However, the second phase of the year was never built for several reasons. The opening of the Panama Canal resulted in the CPR losing the “bridge” traffic moving between the Atlantic Coast and Pacific Coast as the canal substantially eased vessel movement between Asia and Europe and made vessel movement more economical than the previous vessel-rail-vessel route. The CPR experienced a substantial downturn in traffic as a result. As well, the First World War resulted in a substantial decrease in grain moving through the Lakehead to Europe. After the war, Vancouver opened up as a grain export port resulting in a long-term declining demand for grain movement to the Lakehead.

A further problem surfaced with the soil conditions in the area of the North Transcona yard proving unable to support large structures.
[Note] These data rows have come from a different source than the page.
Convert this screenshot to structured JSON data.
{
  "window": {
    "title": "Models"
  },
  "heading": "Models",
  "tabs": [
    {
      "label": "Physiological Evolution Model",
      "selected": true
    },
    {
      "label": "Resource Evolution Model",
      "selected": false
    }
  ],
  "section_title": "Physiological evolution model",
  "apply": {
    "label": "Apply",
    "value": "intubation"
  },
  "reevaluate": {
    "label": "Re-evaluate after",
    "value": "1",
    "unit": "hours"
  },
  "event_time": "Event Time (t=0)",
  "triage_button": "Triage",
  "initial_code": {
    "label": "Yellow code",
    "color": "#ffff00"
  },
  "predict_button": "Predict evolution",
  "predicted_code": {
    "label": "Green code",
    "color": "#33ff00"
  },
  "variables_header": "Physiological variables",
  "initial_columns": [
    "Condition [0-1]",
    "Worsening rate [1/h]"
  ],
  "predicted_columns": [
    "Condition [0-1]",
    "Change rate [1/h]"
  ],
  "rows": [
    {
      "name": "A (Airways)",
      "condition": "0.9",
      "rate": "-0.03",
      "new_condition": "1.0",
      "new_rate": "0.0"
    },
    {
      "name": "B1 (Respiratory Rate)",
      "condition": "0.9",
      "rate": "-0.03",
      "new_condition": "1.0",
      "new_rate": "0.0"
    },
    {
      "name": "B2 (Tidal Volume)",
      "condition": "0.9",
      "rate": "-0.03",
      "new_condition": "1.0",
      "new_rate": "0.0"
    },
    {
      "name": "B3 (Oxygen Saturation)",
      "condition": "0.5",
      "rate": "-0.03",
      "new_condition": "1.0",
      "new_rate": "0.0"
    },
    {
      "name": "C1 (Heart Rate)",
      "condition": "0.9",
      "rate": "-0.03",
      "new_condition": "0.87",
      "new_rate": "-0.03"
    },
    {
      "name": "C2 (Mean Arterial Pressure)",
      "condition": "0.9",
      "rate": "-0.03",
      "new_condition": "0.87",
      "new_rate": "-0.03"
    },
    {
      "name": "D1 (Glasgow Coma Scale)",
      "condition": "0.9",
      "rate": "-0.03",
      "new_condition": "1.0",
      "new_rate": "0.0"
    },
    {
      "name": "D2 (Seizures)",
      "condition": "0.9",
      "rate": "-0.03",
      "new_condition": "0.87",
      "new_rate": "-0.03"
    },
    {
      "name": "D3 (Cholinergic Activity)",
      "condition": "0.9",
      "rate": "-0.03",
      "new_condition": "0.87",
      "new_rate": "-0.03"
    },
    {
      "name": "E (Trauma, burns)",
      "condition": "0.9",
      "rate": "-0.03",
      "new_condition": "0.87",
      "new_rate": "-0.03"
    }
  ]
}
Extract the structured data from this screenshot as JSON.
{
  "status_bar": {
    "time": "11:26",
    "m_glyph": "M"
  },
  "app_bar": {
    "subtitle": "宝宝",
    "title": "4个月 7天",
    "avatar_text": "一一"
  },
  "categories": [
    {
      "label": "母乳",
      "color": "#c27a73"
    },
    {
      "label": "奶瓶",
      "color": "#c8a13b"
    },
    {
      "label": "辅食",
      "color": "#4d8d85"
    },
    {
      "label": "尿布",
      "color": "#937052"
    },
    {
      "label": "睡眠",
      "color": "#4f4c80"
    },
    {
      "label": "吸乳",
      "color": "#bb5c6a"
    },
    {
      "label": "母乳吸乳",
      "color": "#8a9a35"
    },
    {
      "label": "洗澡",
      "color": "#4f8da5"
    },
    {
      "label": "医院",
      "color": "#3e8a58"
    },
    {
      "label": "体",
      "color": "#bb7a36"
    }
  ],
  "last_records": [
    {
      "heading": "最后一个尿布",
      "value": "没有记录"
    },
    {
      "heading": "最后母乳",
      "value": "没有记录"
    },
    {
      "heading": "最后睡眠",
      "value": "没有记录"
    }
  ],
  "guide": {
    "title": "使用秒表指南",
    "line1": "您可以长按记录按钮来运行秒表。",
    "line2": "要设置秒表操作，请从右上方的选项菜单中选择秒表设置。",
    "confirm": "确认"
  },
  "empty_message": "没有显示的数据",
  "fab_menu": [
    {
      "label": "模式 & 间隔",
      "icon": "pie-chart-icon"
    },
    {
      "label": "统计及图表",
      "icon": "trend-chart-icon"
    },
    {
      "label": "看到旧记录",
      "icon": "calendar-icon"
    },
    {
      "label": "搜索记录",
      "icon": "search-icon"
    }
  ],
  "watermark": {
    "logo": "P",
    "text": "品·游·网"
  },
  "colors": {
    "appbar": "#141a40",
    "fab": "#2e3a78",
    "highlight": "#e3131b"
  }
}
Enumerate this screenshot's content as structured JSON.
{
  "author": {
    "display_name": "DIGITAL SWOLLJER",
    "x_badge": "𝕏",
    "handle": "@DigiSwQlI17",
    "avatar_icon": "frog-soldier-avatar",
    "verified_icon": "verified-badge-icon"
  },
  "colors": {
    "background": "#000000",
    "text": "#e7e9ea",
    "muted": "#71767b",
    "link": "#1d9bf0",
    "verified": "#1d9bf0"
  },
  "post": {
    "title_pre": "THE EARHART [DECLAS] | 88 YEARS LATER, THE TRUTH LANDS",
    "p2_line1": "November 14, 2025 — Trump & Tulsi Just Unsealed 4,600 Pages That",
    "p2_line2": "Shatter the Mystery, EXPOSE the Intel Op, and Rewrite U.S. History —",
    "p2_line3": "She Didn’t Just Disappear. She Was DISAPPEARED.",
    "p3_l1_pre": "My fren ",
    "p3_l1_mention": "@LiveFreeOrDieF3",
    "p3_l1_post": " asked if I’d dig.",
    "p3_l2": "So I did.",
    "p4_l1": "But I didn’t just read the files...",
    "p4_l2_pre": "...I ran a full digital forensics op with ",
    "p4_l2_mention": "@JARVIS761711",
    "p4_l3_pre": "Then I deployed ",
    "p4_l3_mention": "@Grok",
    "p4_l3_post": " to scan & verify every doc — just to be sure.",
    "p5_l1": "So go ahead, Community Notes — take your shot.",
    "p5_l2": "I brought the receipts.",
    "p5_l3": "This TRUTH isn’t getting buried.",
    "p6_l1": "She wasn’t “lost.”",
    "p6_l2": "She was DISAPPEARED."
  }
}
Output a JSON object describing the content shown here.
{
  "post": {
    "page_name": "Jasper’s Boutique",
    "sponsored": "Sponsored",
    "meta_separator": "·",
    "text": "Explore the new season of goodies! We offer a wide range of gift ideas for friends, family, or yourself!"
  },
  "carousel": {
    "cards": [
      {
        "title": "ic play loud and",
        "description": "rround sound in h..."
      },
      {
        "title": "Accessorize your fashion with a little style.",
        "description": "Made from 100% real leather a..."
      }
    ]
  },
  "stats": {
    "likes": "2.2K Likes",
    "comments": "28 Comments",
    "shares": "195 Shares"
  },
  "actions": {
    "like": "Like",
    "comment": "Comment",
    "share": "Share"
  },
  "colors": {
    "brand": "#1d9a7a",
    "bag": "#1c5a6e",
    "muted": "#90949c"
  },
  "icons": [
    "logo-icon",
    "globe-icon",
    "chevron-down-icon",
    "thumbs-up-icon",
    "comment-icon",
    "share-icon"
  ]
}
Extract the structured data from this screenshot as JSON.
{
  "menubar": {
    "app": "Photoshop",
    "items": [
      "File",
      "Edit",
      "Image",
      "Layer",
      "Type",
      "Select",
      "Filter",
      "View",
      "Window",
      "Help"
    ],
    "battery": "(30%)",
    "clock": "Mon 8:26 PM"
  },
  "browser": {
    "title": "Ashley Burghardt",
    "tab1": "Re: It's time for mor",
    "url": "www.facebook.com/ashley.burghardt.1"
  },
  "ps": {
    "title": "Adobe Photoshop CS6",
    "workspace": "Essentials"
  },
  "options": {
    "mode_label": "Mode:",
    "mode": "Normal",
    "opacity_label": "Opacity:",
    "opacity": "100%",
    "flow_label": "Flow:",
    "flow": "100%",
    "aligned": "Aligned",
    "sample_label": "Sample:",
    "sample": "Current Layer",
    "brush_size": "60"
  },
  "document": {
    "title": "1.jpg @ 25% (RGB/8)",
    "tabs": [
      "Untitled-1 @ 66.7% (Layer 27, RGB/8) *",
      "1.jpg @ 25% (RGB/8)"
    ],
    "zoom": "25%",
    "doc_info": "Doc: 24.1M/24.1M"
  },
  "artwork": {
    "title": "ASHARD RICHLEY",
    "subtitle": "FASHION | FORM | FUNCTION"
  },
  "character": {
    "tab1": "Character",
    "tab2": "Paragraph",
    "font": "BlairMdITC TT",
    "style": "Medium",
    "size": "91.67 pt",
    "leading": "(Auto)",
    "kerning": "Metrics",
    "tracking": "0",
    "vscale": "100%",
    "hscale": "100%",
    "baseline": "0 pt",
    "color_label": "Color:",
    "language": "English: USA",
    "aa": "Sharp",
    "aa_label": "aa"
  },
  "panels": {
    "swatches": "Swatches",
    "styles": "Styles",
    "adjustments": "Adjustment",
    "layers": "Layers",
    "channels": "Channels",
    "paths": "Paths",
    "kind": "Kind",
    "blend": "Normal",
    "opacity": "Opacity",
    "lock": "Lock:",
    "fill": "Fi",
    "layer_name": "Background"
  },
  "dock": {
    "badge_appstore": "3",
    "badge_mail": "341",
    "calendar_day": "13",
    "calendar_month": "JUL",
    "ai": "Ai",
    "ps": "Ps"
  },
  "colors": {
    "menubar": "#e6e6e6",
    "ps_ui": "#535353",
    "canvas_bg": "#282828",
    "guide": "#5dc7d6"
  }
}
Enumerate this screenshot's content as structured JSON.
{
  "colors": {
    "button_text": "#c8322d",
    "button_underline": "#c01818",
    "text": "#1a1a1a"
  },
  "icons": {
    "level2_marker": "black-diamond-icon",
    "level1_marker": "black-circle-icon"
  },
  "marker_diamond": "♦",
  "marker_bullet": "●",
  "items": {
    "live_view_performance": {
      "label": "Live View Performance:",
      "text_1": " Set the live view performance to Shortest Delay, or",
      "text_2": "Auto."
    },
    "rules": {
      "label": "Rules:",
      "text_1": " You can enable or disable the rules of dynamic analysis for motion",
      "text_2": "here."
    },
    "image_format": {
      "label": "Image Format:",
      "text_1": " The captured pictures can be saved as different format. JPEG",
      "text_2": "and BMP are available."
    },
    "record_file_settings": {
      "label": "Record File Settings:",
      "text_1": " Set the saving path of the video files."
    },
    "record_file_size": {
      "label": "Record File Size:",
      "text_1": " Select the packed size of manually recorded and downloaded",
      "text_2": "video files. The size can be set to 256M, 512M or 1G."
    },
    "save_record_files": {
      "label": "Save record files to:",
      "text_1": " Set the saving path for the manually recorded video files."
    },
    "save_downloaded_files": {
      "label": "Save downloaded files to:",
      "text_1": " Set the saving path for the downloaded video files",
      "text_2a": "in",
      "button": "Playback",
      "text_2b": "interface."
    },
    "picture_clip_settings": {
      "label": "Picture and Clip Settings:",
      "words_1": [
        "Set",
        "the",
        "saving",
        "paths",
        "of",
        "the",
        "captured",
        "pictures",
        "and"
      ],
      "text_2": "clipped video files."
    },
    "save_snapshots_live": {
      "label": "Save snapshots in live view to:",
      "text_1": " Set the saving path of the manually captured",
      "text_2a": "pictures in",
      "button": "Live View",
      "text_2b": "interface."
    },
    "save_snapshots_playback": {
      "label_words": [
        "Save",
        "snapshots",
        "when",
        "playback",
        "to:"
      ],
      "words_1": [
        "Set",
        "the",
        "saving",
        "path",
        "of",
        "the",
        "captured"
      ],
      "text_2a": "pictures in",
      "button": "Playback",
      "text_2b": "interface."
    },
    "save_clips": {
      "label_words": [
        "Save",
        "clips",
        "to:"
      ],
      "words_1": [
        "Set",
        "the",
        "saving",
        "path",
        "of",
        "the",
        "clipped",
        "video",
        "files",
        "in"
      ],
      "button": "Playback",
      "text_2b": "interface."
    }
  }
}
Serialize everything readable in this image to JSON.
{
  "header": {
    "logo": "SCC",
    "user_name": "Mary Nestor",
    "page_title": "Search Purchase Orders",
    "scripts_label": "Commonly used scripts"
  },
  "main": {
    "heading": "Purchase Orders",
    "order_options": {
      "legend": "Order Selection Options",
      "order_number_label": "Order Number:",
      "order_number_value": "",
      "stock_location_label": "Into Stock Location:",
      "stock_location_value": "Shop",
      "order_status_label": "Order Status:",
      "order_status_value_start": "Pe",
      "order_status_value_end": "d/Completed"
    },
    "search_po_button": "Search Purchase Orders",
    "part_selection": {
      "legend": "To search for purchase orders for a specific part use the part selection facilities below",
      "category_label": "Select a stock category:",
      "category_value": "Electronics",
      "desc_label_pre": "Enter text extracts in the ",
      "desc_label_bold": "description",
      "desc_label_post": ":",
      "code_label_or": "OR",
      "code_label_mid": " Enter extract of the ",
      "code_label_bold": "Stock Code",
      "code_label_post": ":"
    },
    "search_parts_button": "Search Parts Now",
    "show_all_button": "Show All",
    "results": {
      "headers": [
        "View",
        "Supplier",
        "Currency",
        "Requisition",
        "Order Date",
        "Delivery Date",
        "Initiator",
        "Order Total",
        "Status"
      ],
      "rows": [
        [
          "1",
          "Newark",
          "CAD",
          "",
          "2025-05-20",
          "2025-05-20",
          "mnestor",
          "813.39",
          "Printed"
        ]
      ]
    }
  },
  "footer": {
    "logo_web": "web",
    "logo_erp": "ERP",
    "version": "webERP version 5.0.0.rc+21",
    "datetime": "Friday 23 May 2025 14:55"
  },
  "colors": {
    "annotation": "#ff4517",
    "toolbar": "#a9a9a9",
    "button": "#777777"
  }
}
The CPR improved its facilities in Winnipeg which, when combined with the reduced traffic through Winnipeg, resulted in the Bergen Cut Off seeing much less traffic than expected. The economic depression of the 1930s resulted in a severe down-turn in traffic with the result that the Cut Off was surplus to needs. The CPR removed the line sometime after 1933 but left in place the bridge over the Red River. The yard was not completely removed at the time with the remnants serving as a storage facility; however, at this time, little remains of the yard.

For some reason, the rail bridge was left spanning the river other than having its heavy creosoted timber deck removed.

We acknowledges the material for this nugget was obtained from the book “The Railways of Winnipeg, Volume Two” with the permission of the author, Fred Headon.

Page revised: 12 December 2022